**TASK:** Search the data for "arrow". Each line containing it is to be copied.

========

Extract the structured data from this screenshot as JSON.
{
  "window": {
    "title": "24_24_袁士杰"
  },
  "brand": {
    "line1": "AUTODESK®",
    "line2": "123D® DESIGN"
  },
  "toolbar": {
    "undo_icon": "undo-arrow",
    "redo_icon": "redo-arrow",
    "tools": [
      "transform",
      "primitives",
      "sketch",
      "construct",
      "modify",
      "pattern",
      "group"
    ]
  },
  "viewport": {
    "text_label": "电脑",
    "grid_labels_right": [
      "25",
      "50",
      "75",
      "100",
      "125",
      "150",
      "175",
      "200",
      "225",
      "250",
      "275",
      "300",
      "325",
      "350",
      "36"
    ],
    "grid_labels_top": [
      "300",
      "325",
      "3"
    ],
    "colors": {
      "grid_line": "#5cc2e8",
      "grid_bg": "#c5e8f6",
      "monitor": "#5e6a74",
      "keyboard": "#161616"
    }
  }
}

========

**FINISHED TASK:**
    "undo_icon": "undo-arrow",
    "redo_icon": "redo-arrow",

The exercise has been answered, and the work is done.